(Data about app and page elements)
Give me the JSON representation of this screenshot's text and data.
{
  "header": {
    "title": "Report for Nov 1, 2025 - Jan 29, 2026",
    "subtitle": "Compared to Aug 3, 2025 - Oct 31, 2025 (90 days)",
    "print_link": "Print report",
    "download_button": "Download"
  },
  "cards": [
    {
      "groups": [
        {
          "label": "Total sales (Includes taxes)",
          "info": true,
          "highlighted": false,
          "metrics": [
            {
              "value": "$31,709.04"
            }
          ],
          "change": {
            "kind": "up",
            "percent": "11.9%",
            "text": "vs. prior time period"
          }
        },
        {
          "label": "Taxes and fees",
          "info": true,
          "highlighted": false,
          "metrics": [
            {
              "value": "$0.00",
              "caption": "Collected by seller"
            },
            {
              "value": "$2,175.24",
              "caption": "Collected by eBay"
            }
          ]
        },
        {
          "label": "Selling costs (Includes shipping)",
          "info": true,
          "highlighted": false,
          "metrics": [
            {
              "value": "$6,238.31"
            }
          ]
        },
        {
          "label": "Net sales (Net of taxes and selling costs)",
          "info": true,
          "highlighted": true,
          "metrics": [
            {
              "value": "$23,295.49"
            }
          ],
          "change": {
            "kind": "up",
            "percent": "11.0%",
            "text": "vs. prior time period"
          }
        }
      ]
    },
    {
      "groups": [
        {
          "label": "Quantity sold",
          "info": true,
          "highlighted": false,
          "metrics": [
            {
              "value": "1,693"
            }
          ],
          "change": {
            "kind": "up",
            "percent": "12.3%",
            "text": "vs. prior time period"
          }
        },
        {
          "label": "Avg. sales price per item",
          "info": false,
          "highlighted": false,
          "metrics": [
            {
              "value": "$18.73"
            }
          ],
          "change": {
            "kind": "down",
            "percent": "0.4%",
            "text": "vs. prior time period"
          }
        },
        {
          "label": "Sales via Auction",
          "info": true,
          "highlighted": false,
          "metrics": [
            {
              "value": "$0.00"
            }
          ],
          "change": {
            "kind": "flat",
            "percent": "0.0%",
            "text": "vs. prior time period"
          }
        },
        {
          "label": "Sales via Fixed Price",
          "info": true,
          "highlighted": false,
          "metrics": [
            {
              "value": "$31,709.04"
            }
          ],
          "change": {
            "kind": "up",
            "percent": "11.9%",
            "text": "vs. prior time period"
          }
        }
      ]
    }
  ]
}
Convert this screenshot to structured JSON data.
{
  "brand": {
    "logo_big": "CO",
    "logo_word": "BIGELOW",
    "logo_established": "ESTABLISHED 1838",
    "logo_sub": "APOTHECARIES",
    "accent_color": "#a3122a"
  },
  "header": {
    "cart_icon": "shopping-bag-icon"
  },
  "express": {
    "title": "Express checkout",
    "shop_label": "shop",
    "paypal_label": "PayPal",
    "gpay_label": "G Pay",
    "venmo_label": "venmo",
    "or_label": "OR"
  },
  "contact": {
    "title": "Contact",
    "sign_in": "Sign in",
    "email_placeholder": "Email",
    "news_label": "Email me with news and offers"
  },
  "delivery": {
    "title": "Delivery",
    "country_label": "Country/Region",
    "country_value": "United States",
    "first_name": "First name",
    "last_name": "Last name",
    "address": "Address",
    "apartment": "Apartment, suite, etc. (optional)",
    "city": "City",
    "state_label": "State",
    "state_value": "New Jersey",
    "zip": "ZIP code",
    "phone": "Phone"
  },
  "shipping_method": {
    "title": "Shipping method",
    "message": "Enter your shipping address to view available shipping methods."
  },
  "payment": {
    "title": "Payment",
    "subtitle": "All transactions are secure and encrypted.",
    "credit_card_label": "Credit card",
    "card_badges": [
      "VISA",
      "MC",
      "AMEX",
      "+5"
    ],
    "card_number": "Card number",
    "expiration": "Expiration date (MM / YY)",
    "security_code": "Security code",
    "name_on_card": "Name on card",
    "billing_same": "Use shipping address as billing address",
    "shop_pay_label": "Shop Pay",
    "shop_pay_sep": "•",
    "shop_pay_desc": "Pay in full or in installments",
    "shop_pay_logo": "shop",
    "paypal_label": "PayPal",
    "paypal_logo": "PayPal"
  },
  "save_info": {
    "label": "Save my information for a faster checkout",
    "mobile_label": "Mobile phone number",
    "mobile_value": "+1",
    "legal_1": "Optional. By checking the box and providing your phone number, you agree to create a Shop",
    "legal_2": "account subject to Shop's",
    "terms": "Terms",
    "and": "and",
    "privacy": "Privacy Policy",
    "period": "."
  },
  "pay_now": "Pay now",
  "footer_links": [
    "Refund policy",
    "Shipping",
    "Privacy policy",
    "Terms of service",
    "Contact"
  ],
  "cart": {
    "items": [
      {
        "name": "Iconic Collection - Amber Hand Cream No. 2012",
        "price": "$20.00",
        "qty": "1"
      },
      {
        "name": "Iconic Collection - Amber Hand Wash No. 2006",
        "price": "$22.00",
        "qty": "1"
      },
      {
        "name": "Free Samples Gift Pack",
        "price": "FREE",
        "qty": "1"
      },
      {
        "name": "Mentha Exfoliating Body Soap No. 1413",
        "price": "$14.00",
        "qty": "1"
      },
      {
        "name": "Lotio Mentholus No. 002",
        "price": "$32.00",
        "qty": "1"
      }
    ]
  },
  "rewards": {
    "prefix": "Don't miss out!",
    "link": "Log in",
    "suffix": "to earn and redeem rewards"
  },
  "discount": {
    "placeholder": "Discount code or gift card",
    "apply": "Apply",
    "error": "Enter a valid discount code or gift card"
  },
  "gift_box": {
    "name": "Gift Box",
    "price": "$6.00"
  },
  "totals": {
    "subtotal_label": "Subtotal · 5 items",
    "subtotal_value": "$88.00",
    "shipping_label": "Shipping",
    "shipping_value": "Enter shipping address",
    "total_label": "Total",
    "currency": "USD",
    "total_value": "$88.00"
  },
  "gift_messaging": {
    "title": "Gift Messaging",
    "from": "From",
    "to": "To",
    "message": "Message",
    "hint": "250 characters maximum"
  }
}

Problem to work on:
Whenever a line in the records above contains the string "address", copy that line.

Response for this exercise:
    "address": "Address",
    "message": "Enter your shipping address to view available shipping methods."
    "billing_same": "Use shipping address as billing address",
    "shipping_value": "Enter shipping address",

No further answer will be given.